Printed from http://www.electronista.com

Sony, Tokyo Tech prep 6.3Gbps ultra wideband wireless

updated 01:50 pm EST, Mon February 20, 2012

Sony and Tokyo Tech make LSIs for mobile chips

Sony and the Tokyo Institute of Technology have just announced they have developed low-power radio frequency and baseband Large Scale Integration (LSI) circuits for mobile devices. The millimeter-wave, 60GHz communications devices have reached the world's highest transfer rates of 6.3Gbps in tests; it can transfer 50GB in over a minute. The technology is meant for sending data between devices in short hops, such as wirelessly streaming high-quality video to a display from a smartphone.

The two split the project, with Sony designing the baseband LSI and developing the whole chip unit, while the Institute designed and RF LSI and analog parts of the broadband LSI.

The analog-to-digital converter (ADC) on the baseband LSI is said to have the lowest power consumption in the world, at 12mW when sampling at 2.3 G per second. At their maximum, the chips use 74mW of energy. The 60GHz millimeter wave band is used for both Wireless Gigabit (WiGig) and WirelessHD (WiHD) and could theoretically see the 6.3Gbps technology brought to either.

When the first devices ship with the new jointly-developed chips remains to be seen.









By Electronista Staff
toggle

Comments

Login Here

Not a member of the MacNN forums? Register now for free.

toggle

Network Headlines

toggle

Most Popular

Advertisement

Recent Reviews

Brother HL-L8250CDN Color Laser Printer

When it comes to selecting a printer, it's not exactly something most people put a lot of thought into. Printers are often touted as f ...
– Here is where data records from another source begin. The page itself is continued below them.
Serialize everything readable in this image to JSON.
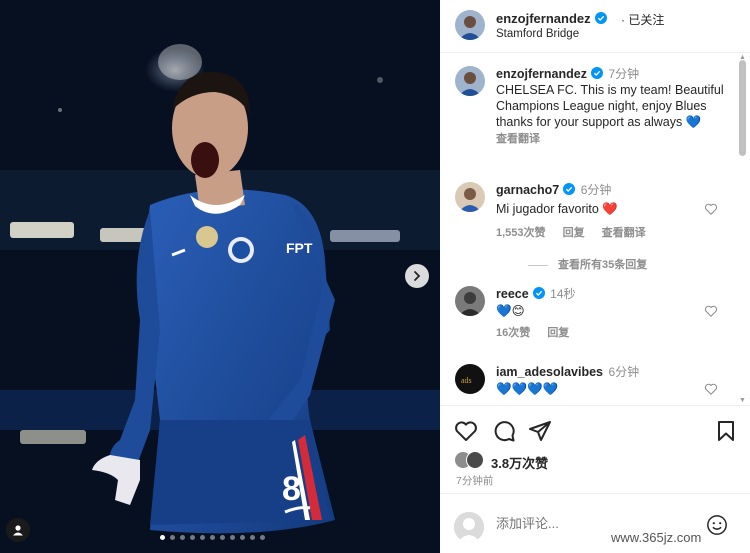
{
  "post": {
    "author": "enzojfernandez",
    "follow_status": "· 已关注",
    "location": "Stamford Bridge",
    "jersey_number": "8",
    "sponsor_text": "FPT",
    "caption_time": "7分钟",
    "caption": "CHELSEA FC. This is my team! Beautiful Champions League night, enjoy Blues thanks for your support as always 💙",
    "see_translation": "查看翻译",
    "likes": "3.8万次赞",
    "posted_ago": "7分钟前"
  },
  "comments": [
    {
      "user": "garnacho7",
      "time": "6分钟",
      "text": "Mi jugador favorito ❤️",
      "likes": "1,553次赞",
      "reply": "回复",
      "translate": "查看翻译",
      "view_replies": "查看所有35条回复"
    },
    {
      "user": "reece",
      "time": "14秒",
      "text": "💙😊",
      "likes": "16次赞",
      "reply": "回复"
    },
    {
      "user": "iam_adesolavibes",
      "time": "6分钟",
      "text": "💙💙💙💙"
    }
  ],
  "composer": {
    "placeholder": "添加评论..."
  },
  "icons": [
    "verified-icon",
    "heart-icon",
    "comment-icon",
    "share-icon",
    "bookmark-icon",
    "emoji-icon",
    "chevron-right-icon",
    "user-tag-icon"
  ],
  "colors": {
    "verified": "#0095f6",
    "chelsea_blue": "#1b4fa3",
    "muted_text": "#8e8e8e"
  },
  "carousel": {
    "slides": 11,
    "active": 1
  },
  "watermark": "www.365jz.com"
}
Moshi iVisor AG and XT for iPad Air 2

Have you ever tried to put in a screen protector that relies on static to cling to the screen? How many bubbles and wrinkles does it h ...

Epson PowerLite Home Cinema 3500 projector

Trying to find the perfect projector for a home theater can be tricky, as there are bountiful options on the market from a large numbe ...

Advertisement

toggle

Most Commented

 
toggle

Popular News